After counting the lines below that hold the word "title", reply with the count and nothing else.

Dataset rows for apps and sites:
○ ○ ○ ○
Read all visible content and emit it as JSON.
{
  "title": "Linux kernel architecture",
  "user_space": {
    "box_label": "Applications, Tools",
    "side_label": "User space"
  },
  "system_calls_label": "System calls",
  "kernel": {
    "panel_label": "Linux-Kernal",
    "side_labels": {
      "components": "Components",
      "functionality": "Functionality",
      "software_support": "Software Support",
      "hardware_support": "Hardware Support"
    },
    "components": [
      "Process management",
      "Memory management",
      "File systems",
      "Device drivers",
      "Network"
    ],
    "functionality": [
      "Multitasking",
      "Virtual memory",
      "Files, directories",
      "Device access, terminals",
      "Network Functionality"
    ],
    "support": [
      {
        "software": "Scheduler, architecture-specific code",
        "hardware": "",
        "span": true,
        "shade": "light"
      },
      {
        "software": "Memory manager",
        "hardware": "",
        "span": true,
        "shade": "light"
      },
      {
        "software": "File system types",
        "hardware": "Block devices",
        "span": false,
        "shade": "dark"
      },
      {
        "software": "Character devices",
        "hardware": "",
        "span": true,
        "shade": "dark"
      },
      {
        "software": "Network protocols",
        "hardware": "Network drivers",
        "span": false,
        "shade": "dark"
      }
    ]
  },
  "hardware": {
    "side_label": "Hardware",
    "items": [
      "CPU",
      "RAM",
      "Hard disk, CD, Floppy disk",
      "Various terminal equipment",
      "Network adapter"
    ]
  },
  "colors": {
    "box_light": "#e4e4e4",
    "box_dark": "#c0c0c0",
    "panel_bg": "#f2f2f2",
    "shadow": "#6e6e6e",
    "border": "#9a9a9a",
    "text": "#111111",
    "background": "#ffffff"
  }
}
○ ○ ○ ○
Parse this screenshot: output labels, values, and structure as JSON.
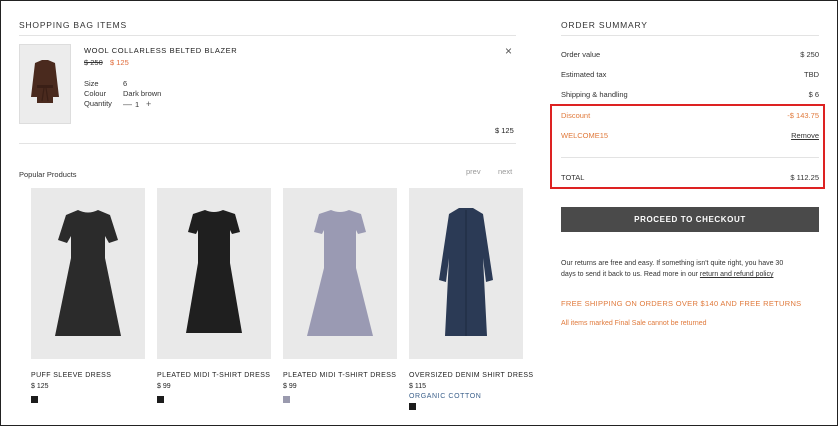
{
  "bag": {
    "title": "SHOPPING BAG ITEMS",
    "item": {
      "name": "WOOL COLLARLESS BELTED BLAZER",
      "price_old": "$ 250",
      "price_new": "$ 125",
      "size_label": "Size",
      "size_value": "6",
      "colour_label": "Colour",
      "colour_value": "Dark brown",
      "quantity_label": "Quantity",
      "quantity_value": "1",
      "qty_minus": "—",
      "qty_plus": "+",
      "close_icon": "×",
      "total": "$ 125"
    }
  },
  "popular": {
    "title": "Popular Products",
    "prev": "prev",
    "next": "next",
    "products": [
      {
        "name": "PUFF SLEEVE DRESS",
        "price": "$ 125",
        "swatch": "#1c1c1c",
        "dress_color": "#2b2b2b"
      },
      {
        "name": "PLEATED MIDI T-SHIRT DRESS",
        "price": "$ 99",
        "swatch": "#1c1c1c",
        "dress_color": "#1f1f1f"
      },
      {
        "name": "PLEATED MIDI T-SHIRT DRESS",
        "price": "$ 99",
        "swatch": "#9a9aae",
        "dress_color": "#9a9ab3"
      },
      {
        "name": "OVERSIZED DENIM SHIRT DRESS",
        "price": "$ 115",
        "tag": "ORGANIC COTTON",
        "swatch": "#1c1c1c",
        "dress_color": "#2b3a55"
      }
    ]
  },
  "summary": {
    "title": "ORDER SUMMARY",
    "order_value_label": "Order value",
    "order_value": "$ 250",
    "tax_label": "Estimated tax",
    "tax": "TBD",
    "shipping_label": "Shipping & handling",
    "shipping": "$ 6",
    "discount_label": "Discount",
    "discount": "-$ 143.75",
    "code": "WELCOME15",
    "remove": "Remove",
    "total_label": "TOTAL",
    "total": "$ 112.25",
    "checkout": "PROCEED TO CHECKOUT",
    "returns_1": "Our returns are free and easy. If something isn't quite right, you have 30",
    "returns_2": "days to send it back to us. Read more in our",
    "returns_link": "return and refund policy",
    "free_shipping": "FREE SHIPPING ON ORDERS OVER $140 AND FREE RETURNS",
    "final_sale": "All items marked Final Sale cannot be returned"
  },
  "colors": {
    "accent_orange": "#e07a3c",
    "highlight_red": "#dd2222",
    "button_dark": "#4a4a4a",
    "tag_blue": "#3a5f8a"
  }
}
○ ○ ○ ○
Exercise result: 4